- The way we move around our cities and towns is changing in a number of ways.
- A range of new technological developments mean that the mass adoption of autonomous cars is no longer the stuff of science fiction.
From hydrogen-powered buses to cycle-share schemes and electric taxis, the way we move around our cities and towns is rapidly evolving.
A raft of technological developments mean that the potential mass adoption of autonomous cars is no longer the stuff of science-fiction.
And in Gothenburg, authorities are looking to turn the Swedish city into an amenable environment for self-driving cars.
"As city planners, we realized that around the world there's a huge focus on developing the new technology for autonomous vehicles," Monica Wincentson, an urban planner at Gothenburg's City Planning Authority, told CNBC's "Sustainable Energy."
She said that, as of yet, there had not been a "significant collaboration" between car manufacturers and city planners. "In order for autonomous vehicles to work well we absolutely have to work together."
Wincentson was positive about what autonomous cars could bring to Gothenburg. "We think the benefits for the city will be safer and more secure transportation – the flow of traffic will be more even, smooth and efficient."
Nevertheless, there are concerns from some quarters regarding the safety of autonomous vehicles, an issue Wincentson was keen to address. "The safety for both pedestrians and passengers is important, and comprehensive testing of the technology is required," she said. "We will continue to have traffic regulations for vehicles and pedestrians."
And what does the future hold for electric cars? "I think we're at a tipping point for electric vehicles, where in the next two or three years you're going to see a large amount of battery production coming online, which is going to make them really much cheaper," Malcolm McCulloch, associate professor in engineering science at the University of Oxford, told CNBC.
On the subject of autonomous vehicles being integrated into the streets of old cities, McCulloch was optimistic. "I think they actually can fit in quite well – automated vehicles are really good at perceiving their surroundings," he said. "And actually, there are a lot of clues for them to pick up in older cities, so looking at buildings and the like."

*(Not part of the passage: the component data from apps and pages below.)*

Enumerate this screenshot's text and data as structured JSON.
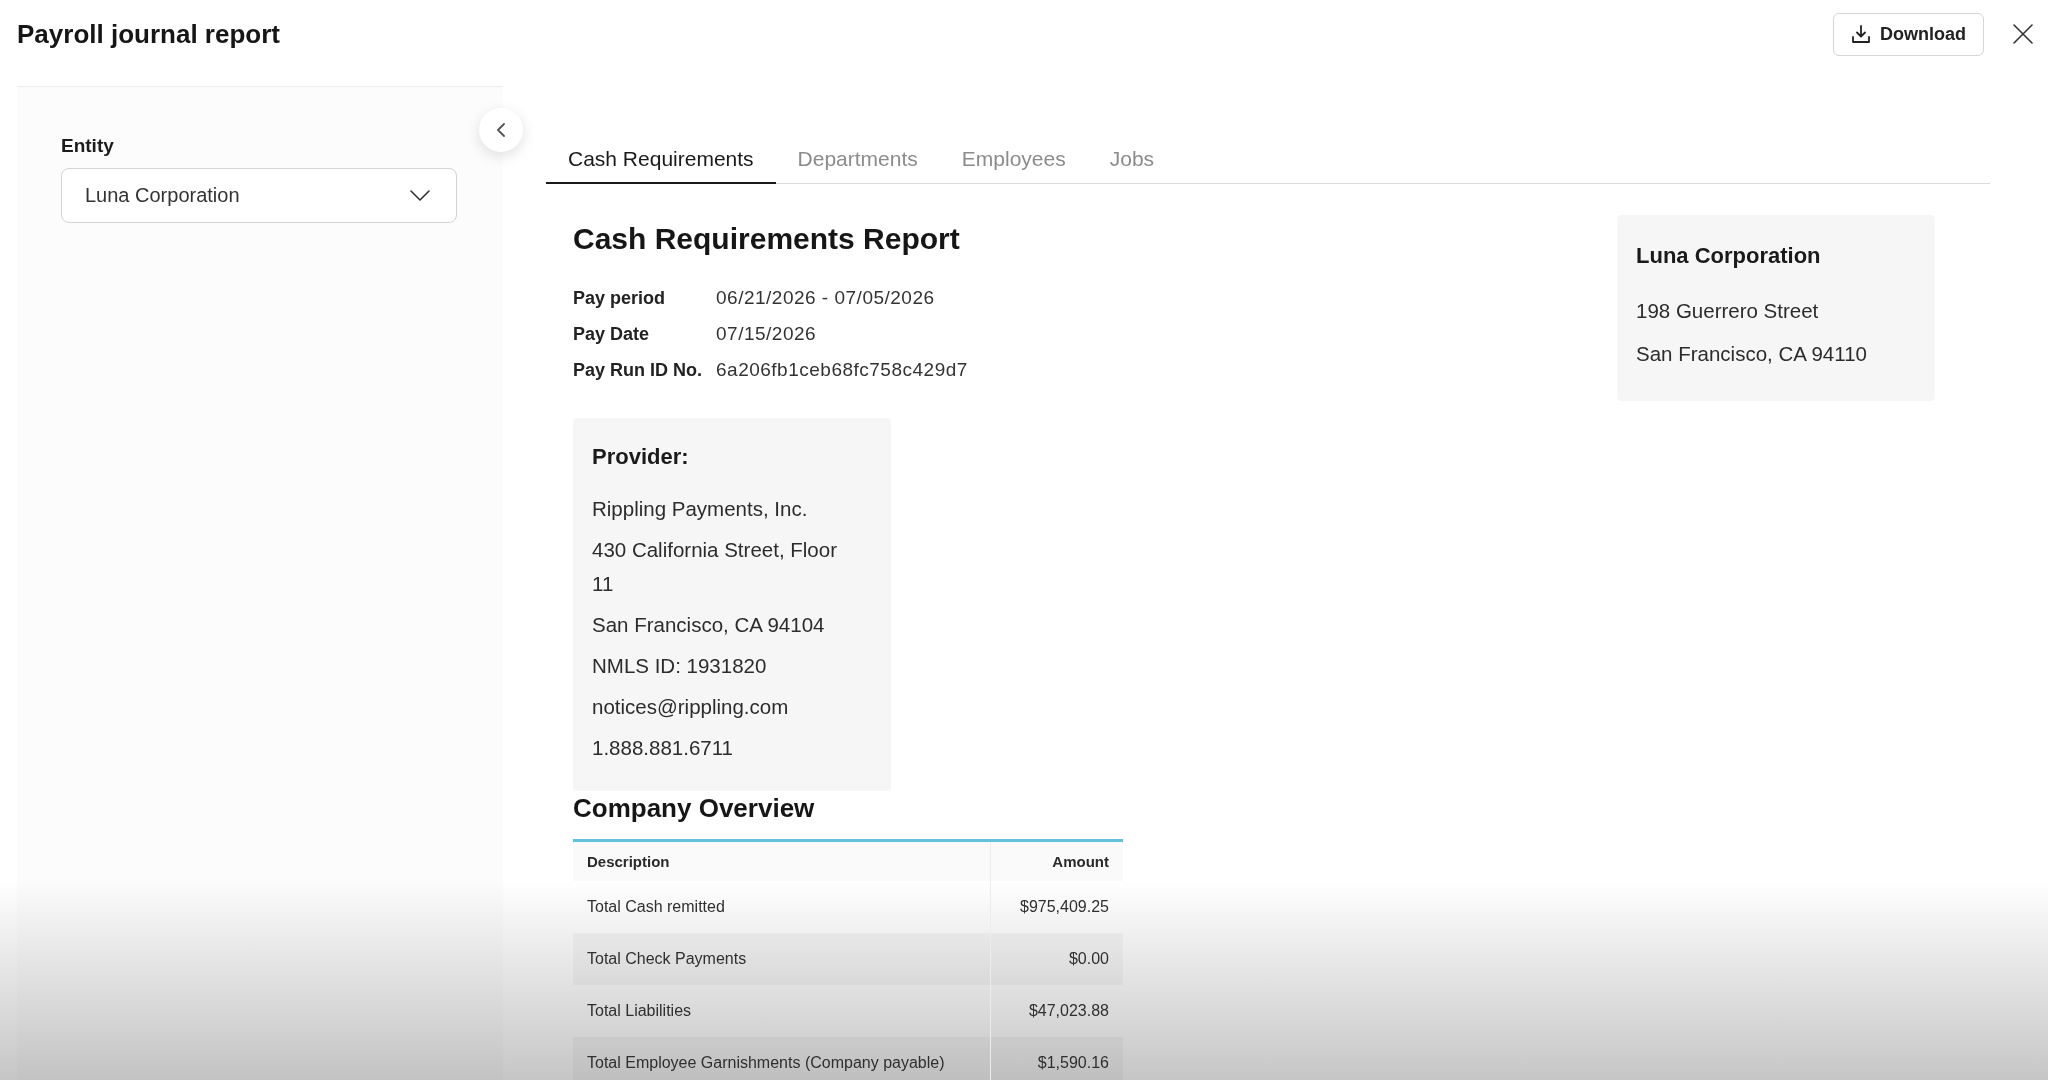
{
  "header": {
    "title": "Payroll journal report",
    "download_label": "Download"
  },
  "sidebar": {
    "entity_label": "Entity",
    "entity_value": "Luna Corporation"
  },
  "tabs": [
    {
      "label": "Cash Requirements",
      "selected": true
    },
    {
      "label": "Departments",
      "selected": false
    },
    {
      "label": "Employees",
      "selected": false
    },
    {
      "label": "Jobs",
      "selected": false
    }
  ],
  "report": {
    "title": "Cash Requirements Report",
    "details": [
      {
        "label": "Pay period",
        "value": "06/21/2026 - 07/05/2026"
      },
      {
        "label": "Pay Date",
        "value": "07/15/2026"
      },
      {
        "label": "Pay Run ID No.",
        "value": "6a206fb1ceb68fc758c429d7"
      }
    ],
    "provider": {
      "heading": "Provider:",
      "lines": [
        "Rippling Payments, Inc.",
        "430 California Street, Floor 11",
        "San Francisco, CA 94104",
        "NMLS ID: 1931820",
        "notices@rippling.com",
        "1.888.881.6711"
      ]
    },
    "company": {
      "name": "Luna Corporation",
      "address": [
        "198 Guerrero Street",
        "San Francisco, CA 94110"
      ]
    },
    "overview": {
      "title": "Company Overview",
      "columns": [
        "Description",
        "Amount"
      ],
      "rows": [
        {
          "description": "Total Cash remitted",
          "amount": "$975,409.25"
        },
        {
          "description": "Total Check Payments",
          "amount": "$0.00"
        },
        {
          "description": "Total Liabilities",
          "amount": "$47,023.88"
        },
        {
          "description": "Total Employee Garnishments (Company payable)",
          "amount": "$1,590.16"
        }
      ]
    }
  }
}
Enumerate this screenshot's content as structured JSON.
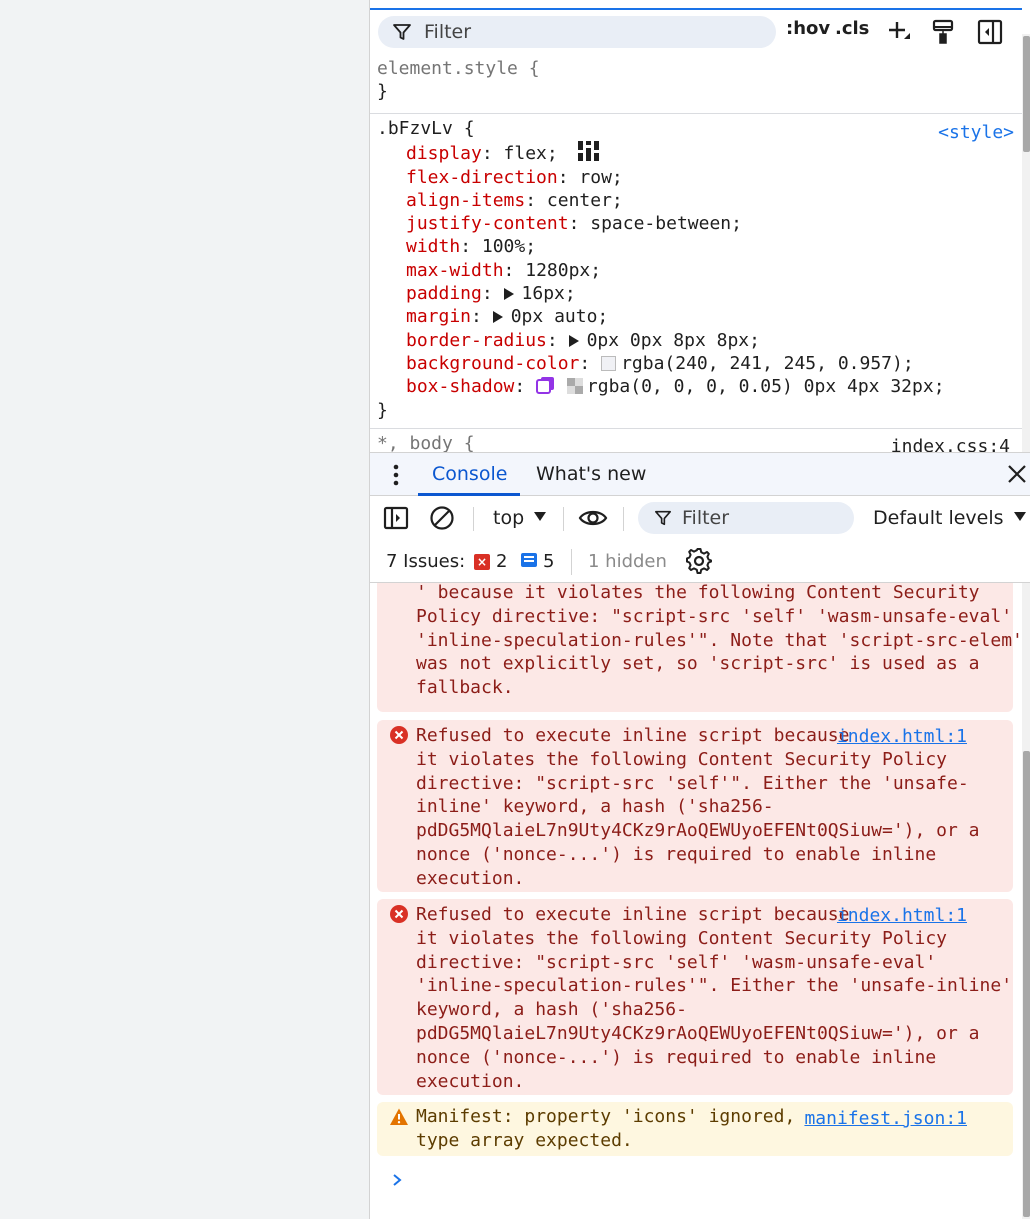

The real challenge, he said, would be how autonomous vehicles interacted with motorcycles, bicycles, and pedestrians. "Because quite often we use human cues when we interact… and that's where their challenge at the moment is: how do they pick up on the small micro cues."